He, X., Duan, Y., Yao, K., Li, F., Hou, Y., Wu, G., & Yin, Y. (2016). Β-hydroxy-β-methylbutyrate, mitochondrial biogenesis, and skeletal muscle health. Amino Acids, 48(3), 653-664. doi:10.1007/s00726-015-2126-7
Park, B., Henning, P. C., Grant, S. C., Lee, W. J., Lee, S., Arjmandi, B. H., & Kim, J. (2013). HMB attenuates muscle loss during sustained energy deficit induced by calorie restriction and endurance exercise. Metabolism, Clinical and Experimental, 62(12), 1718-1729. doi:10.1016/j.metabol.2013.06.005
Rathmacher, J. A., Nissen, S., Panton, L., Clark, R. H., Eubanks May, P., Barber, A. E., D’Olimpio, J., & Abumrad, N. N. (2004). Supplementation with a combination of beta-hydroxy-beta-methylbutyrate (HMB), arginine, and glutamine is safe and could improve hematological parameters. JPEN. Journal of Parenteral and Enteral Nutrition, 28(2), 65–75.
Wilson, G. J., Wilson, J. M., & Manninen, A. H. (2008). Effects of beta-hydroxy-beta-methylbutyrate (HMB) on exercise performance and body composition across varying levels of age, sex, and training experience: A review. Nutrition & Metabolism, 5, 1. https://doi.org/10.1186/1743-7075-5-1

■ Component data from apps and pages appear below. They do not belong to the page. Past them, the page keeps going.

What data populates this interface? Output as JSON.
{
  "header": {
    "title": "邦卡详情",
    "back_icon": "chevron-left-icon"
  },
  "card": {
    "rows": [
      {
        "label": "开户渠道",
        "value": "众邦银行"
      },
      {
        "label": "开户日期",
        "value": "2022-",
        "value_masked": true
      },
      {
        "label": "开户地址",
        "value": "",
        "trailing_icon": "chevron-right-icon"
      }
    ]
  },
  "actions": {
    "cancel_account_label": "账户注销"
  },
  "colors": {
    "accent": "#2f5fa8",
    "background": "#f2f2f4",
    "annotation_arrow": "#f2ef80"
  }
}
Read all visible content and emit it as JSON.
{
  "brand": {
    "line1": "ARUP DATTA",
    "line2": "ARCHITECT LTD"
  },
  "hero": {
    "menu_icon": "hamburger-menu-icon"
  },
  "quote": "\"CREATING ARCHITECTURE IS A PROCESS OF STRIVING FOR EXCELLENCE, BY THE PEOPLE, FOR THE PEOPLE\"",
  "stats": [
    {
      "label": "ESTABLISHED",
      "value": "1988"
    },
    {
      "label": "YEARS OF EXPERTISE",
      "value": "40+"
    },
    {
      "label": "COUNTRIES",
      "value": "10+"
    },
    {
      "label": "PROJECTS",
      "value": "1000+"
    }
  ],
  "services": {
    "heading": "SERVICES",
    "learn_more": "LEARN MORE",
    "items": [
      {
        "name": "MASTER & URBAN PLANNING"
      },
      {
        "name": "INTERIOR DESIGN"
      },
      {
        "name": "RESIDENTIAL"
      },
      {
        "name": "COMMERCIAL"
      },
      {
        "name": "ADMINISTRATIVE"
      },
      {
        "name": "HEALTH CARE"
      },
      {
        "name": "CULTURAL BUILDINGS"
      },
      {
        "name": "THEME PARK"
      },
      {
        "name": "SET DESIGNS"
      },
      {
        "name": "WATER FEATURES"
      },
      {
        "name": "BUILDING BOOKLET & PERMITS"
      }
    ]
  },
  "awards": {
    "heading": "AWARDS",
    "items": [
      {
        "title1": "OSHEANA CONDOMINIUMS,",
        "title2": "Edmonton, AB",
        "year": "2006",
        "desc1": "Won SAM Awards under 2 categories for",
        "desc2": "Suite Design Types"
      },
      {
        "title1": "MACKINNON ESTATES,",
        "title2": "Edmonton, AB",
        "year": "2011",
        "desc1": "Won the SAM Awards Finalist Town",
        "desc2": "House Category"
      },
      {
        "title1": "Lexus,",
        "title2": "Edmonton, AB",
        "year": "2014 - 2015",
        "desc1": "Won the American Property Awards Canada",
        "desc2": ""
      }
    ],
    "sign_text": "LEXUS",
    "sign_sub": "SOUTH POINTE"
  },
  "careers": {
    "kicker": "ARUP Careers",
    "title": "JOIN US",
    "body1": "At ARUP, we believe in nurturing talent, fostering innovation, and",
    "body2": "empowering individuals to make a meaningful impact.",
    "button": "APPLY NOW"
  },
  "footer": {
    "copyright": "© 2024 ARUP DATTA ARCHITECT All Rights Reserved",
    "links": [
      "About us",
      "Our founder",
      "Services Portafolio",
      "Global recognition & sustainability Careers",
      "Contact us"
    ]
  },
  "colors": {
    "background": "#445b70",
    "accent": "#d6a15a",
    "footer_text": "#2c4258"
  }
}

Wilson, J. M., Fitschen, P. J., Campbell, B., Wilson, G. J., Zanchi, N., Taylor, L., Wilborn, C., Kalman, D. S., Stout, J. R., Hoffman, J. R., Ziegenfuss, T. N., Lopez, H. L., Kreider, R. B., Smith-Ryan, A. E., & Antonio, J. (2013). International Society of Sports Nutrition Position Stand: Beta-hydroxy-beta-methylbutyrate (HMB). Journal of the International Society of Sports Nutrition, 10(1), 6. https://doi.org/10.1186/1550-2783-10-6